On Thursday, the department store chain said comparable sales fell 2.8% in the second quarter, the 10th straight quarter of decline for the retailer.
That said, the results were not as bad as investors had feared. Wall Street had predicted comparable sales would drop by 3.5%, according to Consensus Metrix. (Comparable sales exclude recently opened or closed stores.) And profit by one measure came in at 48 cents a share, better than the 45 cents analysts were projecting. Total net sales fell 5.4% to $5.55 billion, slightly above expectations.
Despite the not-as-bad-as-expected results, Macy’s did not raise its full year forecast, which suggests the retailer views these improvements as fragile. Investors were sufficiently spooked: Macy’s shares were down 2% in premarket trading to $22.50, about half the level of their 52-week high.
The country’s largest department store has been grappling with a shopper exodus to rivals like Amazon.com (AMZN), which this year could eclipse the company as an apparel retailer, TJX Cos’ T.J Maxx and Ulta Beauty. (ULTA) Macy’s is closing dozens of stores this year in order to focus on its better-performing properties. At the same time, it is pouring billions into e-commerce (it’s currently the sixth largest e-commerce retailer in the U.S.)
But Macy’s has been hurt by weakness in the apparel industry, its biggest category, and the sameness of merchandise across department stores, which has forced the retailer to resort to deep discounting. What’s more, shopper traffic at many malls is in free-fall. In response, Macy’s, which named a new CEO earlier this year, is working on a number of initiatives, from leaner inventory management, to lining up more exclusive merchandise, to expanding its T.J. Maxx-Like concept Backstage.
The retailer will introduce a new loyalty program later this year as it shifts its marketing resources away from discounting.
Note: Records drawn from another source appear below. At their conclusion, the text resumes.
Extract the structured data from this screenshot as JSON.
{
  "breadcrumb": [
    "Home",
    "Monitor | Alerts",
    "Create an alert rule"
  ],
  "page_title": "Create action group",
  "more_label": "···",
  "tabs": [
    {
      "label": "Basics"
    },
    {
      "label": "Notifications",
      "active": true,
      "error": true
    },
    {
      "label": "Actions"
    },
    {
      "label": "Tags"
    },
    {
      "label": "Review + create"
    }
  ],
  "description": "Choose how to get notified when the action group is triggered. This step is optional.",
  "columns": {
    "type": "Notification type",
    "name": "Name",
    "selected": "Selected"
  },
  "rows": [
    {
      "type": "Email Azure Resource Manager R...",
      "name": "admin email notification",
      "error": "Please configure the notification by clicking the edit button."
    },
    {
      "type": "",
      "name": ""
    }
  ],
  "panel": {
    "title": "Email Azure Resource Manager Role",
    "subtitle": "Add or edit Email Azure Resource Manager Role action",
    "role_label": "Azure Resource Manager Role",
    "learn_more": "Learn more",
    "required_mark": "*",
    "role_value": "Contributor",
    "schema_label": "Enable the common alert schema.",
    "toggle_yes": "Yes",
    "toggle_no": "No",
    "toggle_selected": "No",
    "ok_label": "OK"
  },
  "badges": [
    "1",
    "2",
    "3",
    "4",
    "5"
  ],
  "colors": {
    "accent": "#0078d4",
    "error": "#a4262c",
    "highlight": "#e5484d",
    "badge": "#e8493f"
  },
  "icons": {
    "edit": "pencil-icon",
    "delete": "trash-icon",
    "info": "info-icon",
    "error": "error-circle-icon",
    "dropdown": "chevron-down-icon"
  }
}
The goal is to become a “fashion authority,” to quote Macy’s CEO Jeff Gennette.
But even Gennette acknowledged that Macy’s turnaround efforts won’t be quick or easy. “We are working with a mindset of continuous improvement and will adapt our business in order to reach our goal of stabilizing the brick-and-mortar business while investing for accelerated growth in digital and mobile,” Gennette said in a statement. “There is still work ahead of us, however.”